Three con artists have been given prison sentences after a nationwide letting scam was unearthed by Westminster City Council.
Adam Coote, Andrew Rickard and Sahila Kauser used false names and made up businesses to convince unwitting landlords and tenants that they were running a legitimate enterprise, before taking large deposits and never returning them.
They were busted following an investigation by the council, with the assistance of the National Trading Standards Scambusters and the Met Police.
The victims were shown around properties in Mayfair, as well as Birmingham and Bristol, and told a credit check was required before they could move in.
Potential tenants were then told that they had failed and would instead have to pay six months of rent in advance.
A number were given access to the properties, but the money was never passed on to the landlords.
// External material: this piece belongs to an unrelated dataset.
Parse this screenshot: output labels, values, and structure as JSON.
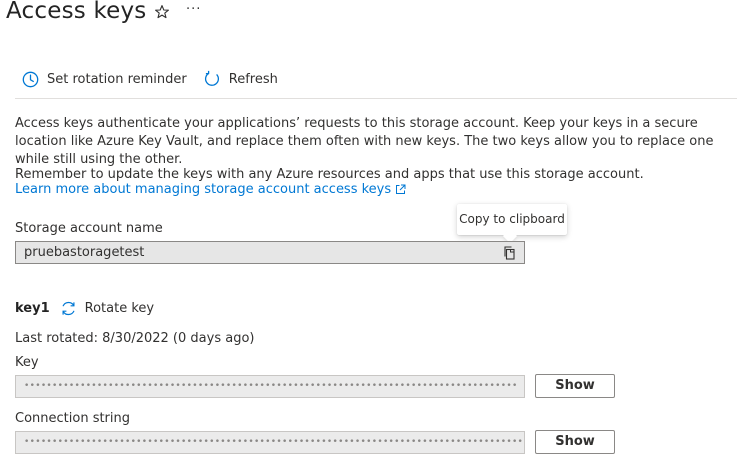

Tenants were also told that their utility bills were covered but in actual fact these were not being paid.
The trio used serviced offices, giving the impression of respectable established businesses, but these were often left quickly and payments defaulted on.
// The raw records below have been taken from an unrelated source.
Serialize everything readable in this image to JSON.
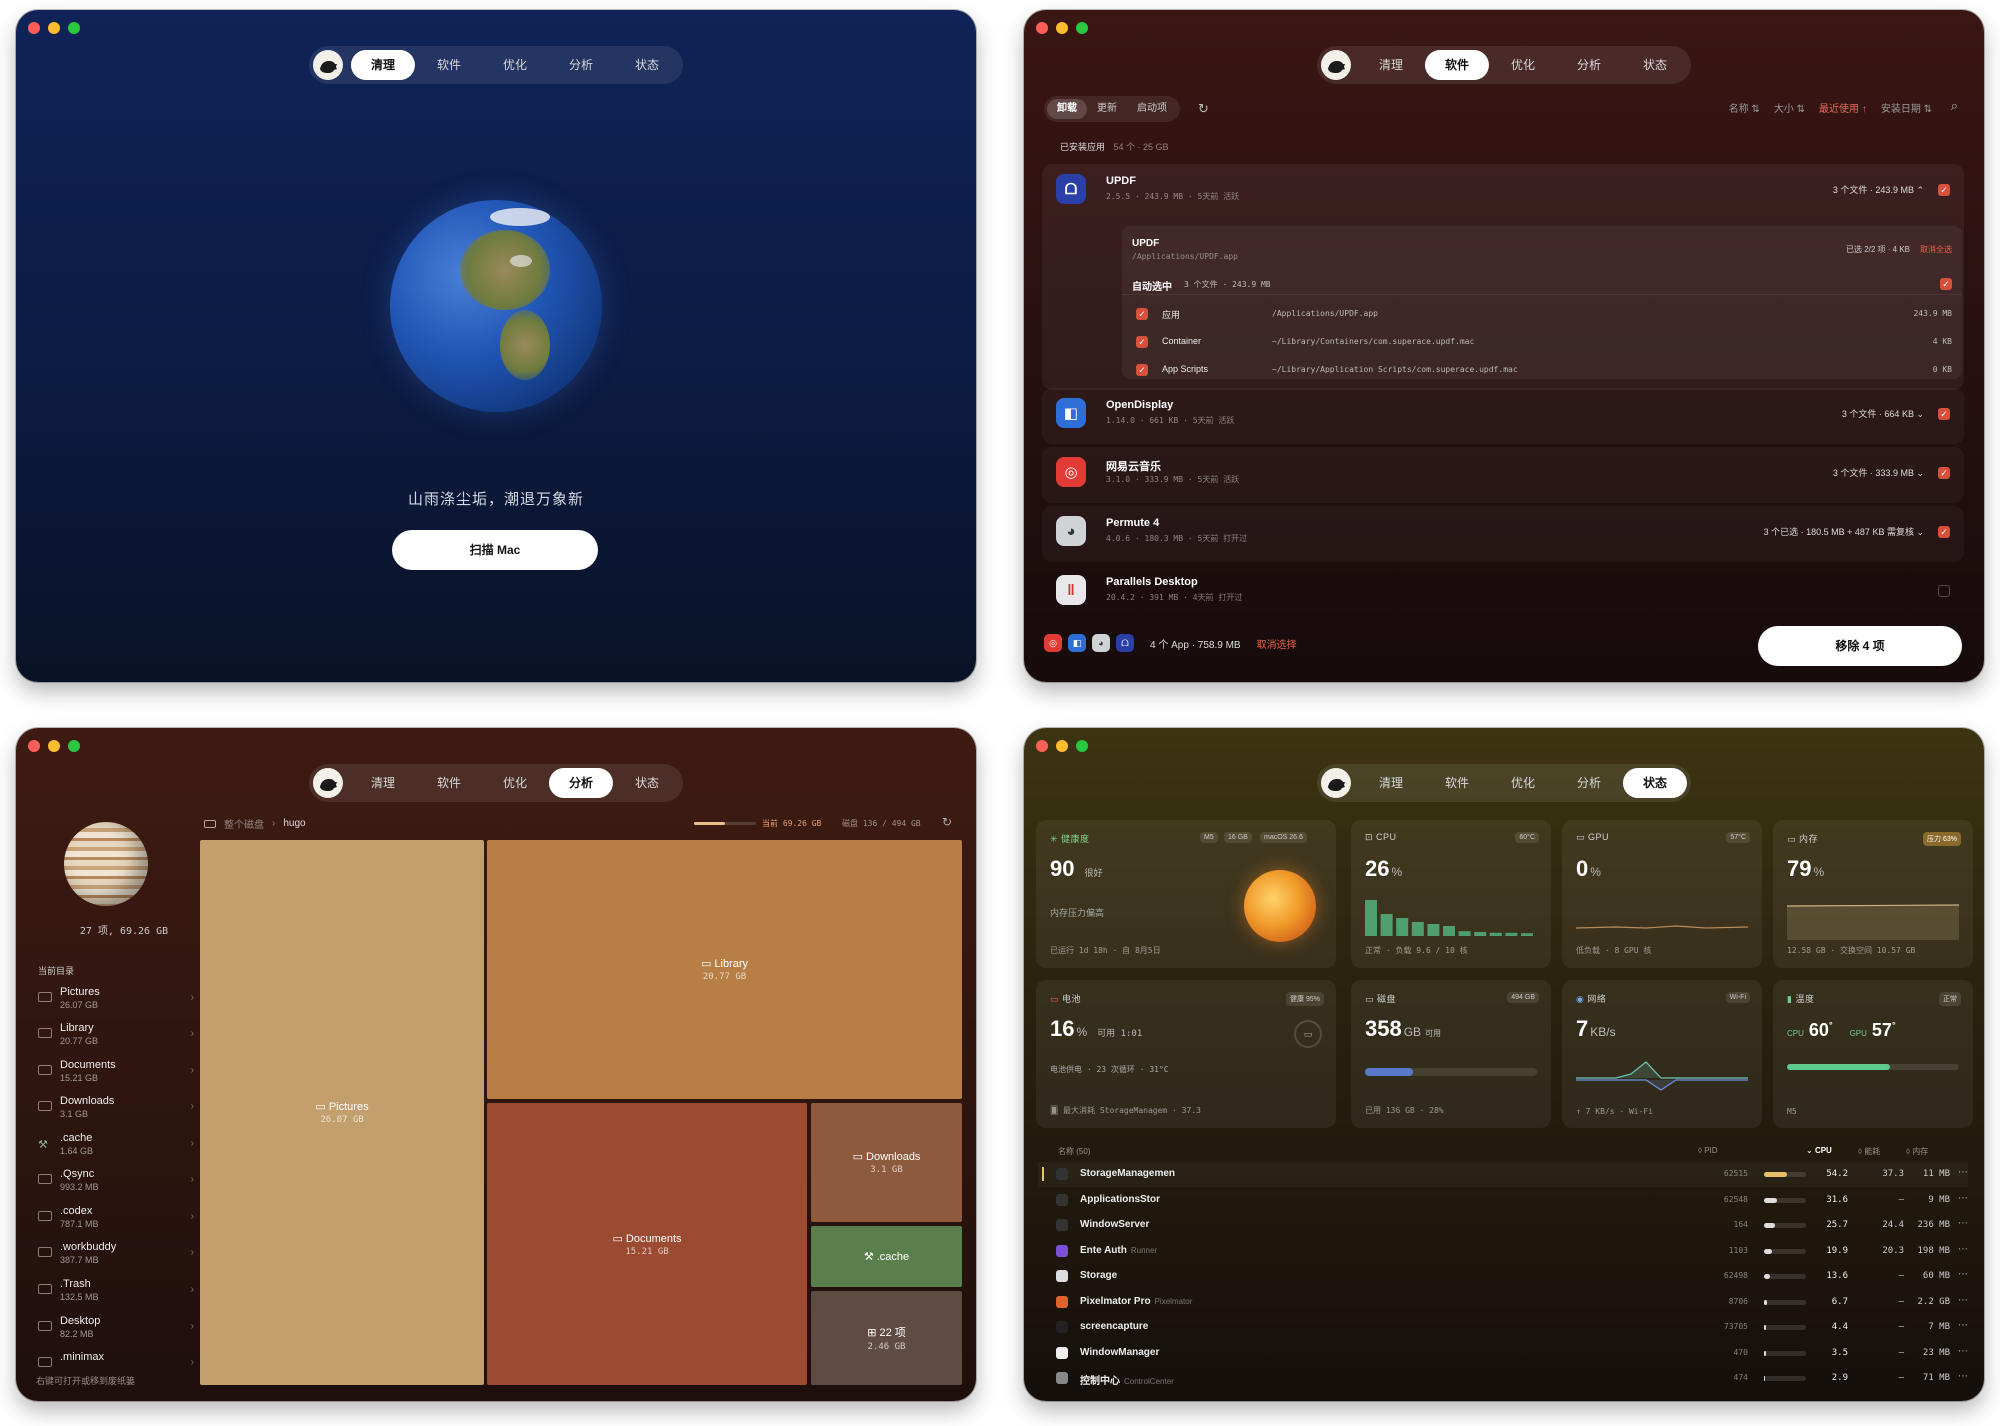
{
  "nav": {
    "tabs": [
      "清理",
      "软件",
      "优化",
      "分析",
      "状态"
    ]
  },
  "w1": {
    "slogan": "山雨涤尘垢，潮退万象新",
    "scan_label": "扫描 Mac"
  },
  "w2": {
    "subtabs": [
      "卸载",
      "更新",
      "启动项"
    ],
    "refresh_icon": "↻",
    "sorts": [
      "名称 ⇅",
      "大小 ⇅",
      "最近使用 ↑",
      "安装日期 ⇅"
    ],
    "section_title": "已安装应用",
    "section_count": "54 个 · 25 GB",
    "apps": [
      {
        "name": "UPDF",
        "sub": "2.5.5 · 243.9 MB · 5天前 活跃",
        "right": "3 个文件 · 243.9 MB ⌃",
        "color": "#2a3fa8",
        "glyph": "ᗝ"
      },
      {
        "name": "OpenDisplay",
        "sub": "1.14.0 · 661 KB · 5天前 活跃",
        "right": "3 个文件 · 664 KB ⌄",
        "color": "#2d6fd6",
        "glyph": "◧"
      },
      {
        "name": "网易云音乐",
        "sub": "3.1.0 · 333.9 MB · 5天前 活跃",
        "right": "3 个文件 · 333.9 MB ⌄",
        "color": "#e23b36",
        "glyph": "◎"
      },
      {
        "name": "Permute 4",
        "sub": "4.0.6 · 180.3 MB · 5天前 打开过",
        "right": "3 个已选 · 180.5 MB + 487 KB 需复核 ⌄",
        "color": "#cfd3d6",
        "glyph": "◕"
      },
      {
        "name": "Parallels Desktop",
        "sub": "20.4.2 · 391 MB · 4天前 打开过",
        "right": "",
        "color": "#e8e8ea",
        "glyph": "‖"
      }
    ],
    "detail": {
      "name": "UPDF",
      "path": "/Applications/UPDF.app",
      "summary": "已选 2/2 项 · 4 KB",
      "cancel_all": "取消全选",
      "auto_label": "自动选中",
      "auto_info": "3 个文件 · 243.9 MB",
      "rows": [
        {
          "label": "应用",
          "path": "/Applications/UPDF.app",
          "size": "243.9 MB"
        },
        {
          "label": "Container",
          "path": "~/Library/Containers/com.superace.updf.mac",
          "size": "4 KB"
        },
        {
          "label": "App Scripts",
          "path": "~/Library/Application Scripts/com.superace.updf.mac",
          "size": "0 KB"
        }
      ]
    },
    "footer": {
      "summary": "4 个 App · 758.9 MB",
      "cancel": "取消选择",
      "remove": "移除 4 项"
    }
  },
  "w3": {
    "stats": "27 项, 69.26 GB",
    "section": "当前目录",
    "crumb_root": "整个磁盘",
    "crumb_leaf": "hugo",
    "current": "当前 69.26 GB",
    "disk": "磁盘 136 / 494 GB",
    "items": [
      {
        "name": "Pictures",
        "size": "26.07 GB"
      },
      {
        "name": "Library",
        "size": "20.77 GB"
      },
      {
        "name": "Documents",
        "size": "15.21 GB"
      },
      {
        "name": "Downloads",
        "size": "3.1 GB"
      },
      {
        "name": ".cache",
        "size": "1.64 GB"
      },
      {
        "name": ".Qsync",
        "size": "993.2 MB"
      },
      {
        "name": ".codex",
        "size": "787.1 MB"
      },
      {
        "name": ".workbuddy",
        "size": "387.7 MB"
      },
      {
        "name": ".Trash",
        "size": "132.5 MB"
      },
      {
        "name": "Desktop",
        "size": "82.2 MB"
      },
      {
        "name": ".minimax",
        "size": ""
      }
    ],
    "hint": "右键可打开或移到废纸篓",
    "tiles": {
      "pictures": {
        "name": "Pictures",
        "size": "26.07 GB"
      },
      "library": {
        "name": "Library",
        "size": "20.77 GB"
      },
      "documents": {
        "name": "Documents",
        "size": "15.21 GB"
      },
      "downloads": {
        "name": "Downloads",
        "size": "3.1 GB"
      },
      "cache": {
        "name": ".cache"
      },
      "more": {
        "name": "22 项",
        "size": "2.46 GB"
      }
    }
  },
  "w4": {
    "health": {
      "title": "健康度",
      "badges": [
        "M5",
        "16 GB",
        "macOS 26.6"
      ],
      "value": "90",
      "word": "很好",
      "note": "内存压力偏高",
      "footer": "已运行 1d 18h · 自 8月5日"
    },
    "cpu": {
      "title": "CPU",
      "temp": "60°C",
      "value": "26",
      "unit": "%",
      "footer": "正常 · 负载 9.6 / 10 核",
      "bars": [
        0.9,
        0.55,
        0.45,
        0.35,
        0.3,
        0.25,
        0.12,
        0.1,
        0.08,
        0.08,
        0.07
      ]
    },
    "gpu": {
      "title": "GPU",
      "temp": "57°C",
      "value": "0",
      "unit": "%",
      "footer": "低负载 · 8 GPU 核"
    },
    "mem": {
      "title": "内存",
      "badge": "压力 63%",
      "value": "79",
      "unit": "%",
      "footer": "12.58 GB · 交换空间 10.57 GB"
    },
    "battery": {
      "title": "电池",
      "badge": "健康 95%",
      "value": "16",
      "unit": "%",
      "avail": "可用 1:01",
      "line": "电池供电 · 23 次循环 · 31°C",
      "footer": "最大消耗 StorageManagem · 37.3"
    },
    "disk": {
      "title": "磁盘",
      "badge": "494 GB",
      "value": "358",
      "unit": "GB",
      "avail": "可用",
      "footer": "已用 136 GB · 28%",
      "fill": 0.28
    },
    "net": {
      "title": "网络",
      "badge": "Wi-Fi",
      "value": "7",
      "unit": "KB/s",
      "footer": "↑ 7 KB/s · Wi-Fi"
    },
    "temp": {
      "title": "温度",
      "badge": "正常",
      "cpu_label": "CPU",
      "cpu": "60",
      "gpu_label": "GPU",
      "gpu": "57",
      "footer": "M5",
      "fill": 0.6
    },
    "table": {
      "headers": [
        "名称 (50)",
        "PID",
        "CPU",
        "能耗",
        "内存"
      ],
      "rows": [
        {
          "name": "StorageManagemen",
          "sub": "",
          "pid": "62515",
          "cpu": "54.2",
          "cpuv": 0.54,
          "energy": "37.3",
          "mem": "11 MB",
          "icon": "#333"
        },
        {
          "name": "ApplicationsStor",
          "sub": "",
          "pid": "62548",
          "cpu": "31.6",
          "cpuv": 0.32,
          "energy": "—",
          "mem": "9 MB",
          "icon": "#333"
        },
        {
          "name": "WindowServer",
          "sub": "",
          "pid": "164",
          "cpu": "25.7",
          "cpuv": 0.26,
          "energy": "24.4",
          "mem": "236 MB",
          "icon": "#333"
        },
        {
          "name": "Ente Auth",
          "sub": "Runner",
          "pid": "1103",
          "cpu": "19.9",
          "cpuv": 0.2,
          "energy": "20.3",
          "mem": "198 MB",
          "icon": "#7b4fd6"
        },
        {
          "name": "Storage",
          "sub": "",
          "pid": "62498",
          "cpu": "13.6",
          "cpuv": 0.14,
          "energy": "—",
          "mem": "60 MB",
          "icon": "#ddd"
        },
        {
          "name": "Pixelmator Pro",
          "sub": "Pixelmator",
          "pid": "8706",
          "cpu": "6.7",
          "cpuv": 0.07,
          "energy": "—",
          "mem": "2.2 GB",
          "icon": "#e0642c"
        },
        {
          "name": "screencapture",
          "sub": "",
          "pid": "73705",
          "cpu": "4.4",
          "cpuv": 0.05,
          "energy": "—",
          "mem": "7 MB",
          "icon": "#222"
        },
        {
          "name": "WindowManager",
          "sub": "",
          "pid": "470",
          "cpu": "3.5",
          "cpuv": 0.04,
          "energy": "—",
          "mem": "23 MB",
          "icon": "#eee"
        },
        {
          "name": "控制中心",
          "sub": "ControlCenter",
          "pid": "474",
          "cpu": "2.9",
          "cpuv": 0.03,
          "energy": "—",
          "mem": "71 MB",
          "icon": "#888"
        }
      ]
    }
  }
}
They also used different business names helped hide the fraud, including Belgravia Property Group, Carlton Residential, Park Lane Residential Ltd and Mayfair Residential.
Coote used the names Jordan Lawson, Elliot Portman and Lewis Goldman to conceal his identity, Kauser posed as Jasmine Khan, Zara Khan and Zara Kauser. Rickard used Andrew Rommel and Joshua Benson.
Coote also changed his name via deed poll on a number of occasions, going from Adam Coote to Elliot Joshua Wilson in 2006, then becoming Elliot Portman before his latest offence.
He had previously served a four-year jail sentence for fraud in 2009, and it is believed that he met Rickard in prison where they hatched the plan.
Their 21 victims provided statements to the Westminster Council investigation, with losses amounting to roughly £26,000.
All three were sentenced for conspiracy to commit fraud. Coote was sentenced to 28 months in prison at Southwark Crown Court on July 29.
Rickard was sentenced to 18 months in prison at the same court on May 12. Kauser was also sentenced at Southwark and got an 18-month custodial sentence suspended for two years, with 140 hours unpaid work and a 12-month supervision order.
Westminster say the convictions show the importance of asking letting agents if they are a member of a redress scheme, so that any disputes can be resolved by an independent ombudsman.
Carl Robinson, chair of the Tri-Region Scambusters team, said: “Yet again, the collaboration and partnership working of local authority Trading Standards and the Tri Region Scambuster team has ensured another excellent result in court.
“Criminals have no respect for local authority borders, but together, as this case has clearly demonstrated, we can successfully prosecute offenders to protect vulnerable consumers.”